SUPPLIED DATA section start

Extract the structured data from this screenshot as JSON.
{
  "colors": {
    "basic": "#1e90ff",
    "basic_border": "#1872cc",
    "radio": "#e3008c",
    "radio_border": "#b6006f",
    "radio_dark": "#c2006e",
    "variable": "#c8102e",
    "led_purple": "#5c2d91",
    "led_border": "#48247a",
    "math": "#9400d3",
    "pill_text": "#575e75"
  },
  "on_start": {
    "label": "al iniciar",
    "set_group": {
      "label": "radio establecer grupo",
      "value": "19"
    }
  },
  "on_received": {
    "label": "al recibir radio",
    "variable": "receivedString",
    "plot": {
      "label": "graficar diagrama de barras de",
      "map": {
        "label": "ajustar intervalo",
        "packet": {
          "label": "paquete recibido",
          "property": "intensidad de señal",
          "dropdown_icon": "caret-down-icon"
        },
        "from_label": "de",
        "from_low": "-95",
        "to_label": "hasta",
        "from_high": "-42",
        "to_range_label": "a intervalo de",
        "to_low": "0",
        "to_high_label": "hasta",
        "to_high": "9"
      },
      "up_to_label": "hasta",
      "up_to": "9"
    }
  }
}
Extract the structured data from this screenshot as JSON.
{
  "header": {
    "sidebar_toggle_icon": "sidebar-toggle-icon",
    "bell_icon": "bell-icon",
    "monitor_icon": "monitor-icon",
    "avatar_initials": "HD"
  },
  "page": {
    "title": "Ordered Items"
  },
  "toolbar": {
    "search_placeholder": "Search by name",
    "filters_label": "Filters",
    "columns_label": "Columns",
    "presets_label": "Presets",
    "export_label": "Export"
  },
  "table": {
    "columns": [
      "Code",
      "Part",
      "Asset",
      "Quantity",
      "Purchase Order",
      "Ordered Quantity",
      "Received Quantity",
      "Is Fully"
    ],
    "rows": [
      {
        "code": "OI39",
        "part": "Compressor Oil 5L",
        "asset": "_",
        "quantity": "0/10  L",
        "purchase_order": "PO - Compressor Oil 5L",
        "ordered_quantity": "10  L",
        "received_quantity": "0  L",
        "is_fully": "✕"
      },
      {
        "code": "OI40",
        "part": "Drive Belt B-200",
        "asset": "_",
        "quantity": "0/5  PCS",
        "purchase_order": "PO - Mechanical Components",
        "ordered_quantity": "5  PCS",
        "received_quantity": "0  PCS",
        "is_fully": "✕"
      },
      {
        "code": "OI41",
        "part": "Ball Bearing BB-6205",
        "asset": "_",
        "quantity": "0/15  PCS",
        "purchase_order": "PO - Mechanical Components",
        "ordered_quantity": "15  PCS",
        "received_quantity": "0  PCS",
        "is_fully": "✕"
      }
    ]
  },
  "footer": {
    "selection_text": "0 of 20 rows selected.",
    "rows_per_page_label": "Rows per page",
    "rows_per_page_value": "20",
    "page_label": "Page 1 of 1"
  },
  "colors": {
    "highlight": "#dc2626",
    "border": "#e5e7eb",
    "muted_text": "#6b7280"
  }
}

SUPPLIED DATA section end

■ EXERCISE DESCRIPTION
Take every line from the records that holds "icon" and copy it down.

■ EXERCISE SOLUTION
          "dropdown_icon": "caret-down-icon"
    "sidebar_toggle_icon": "sidebar-toggle-icon",
    "bell_icon": "bell-icon",
    "monitor_icon": "monitor-icon",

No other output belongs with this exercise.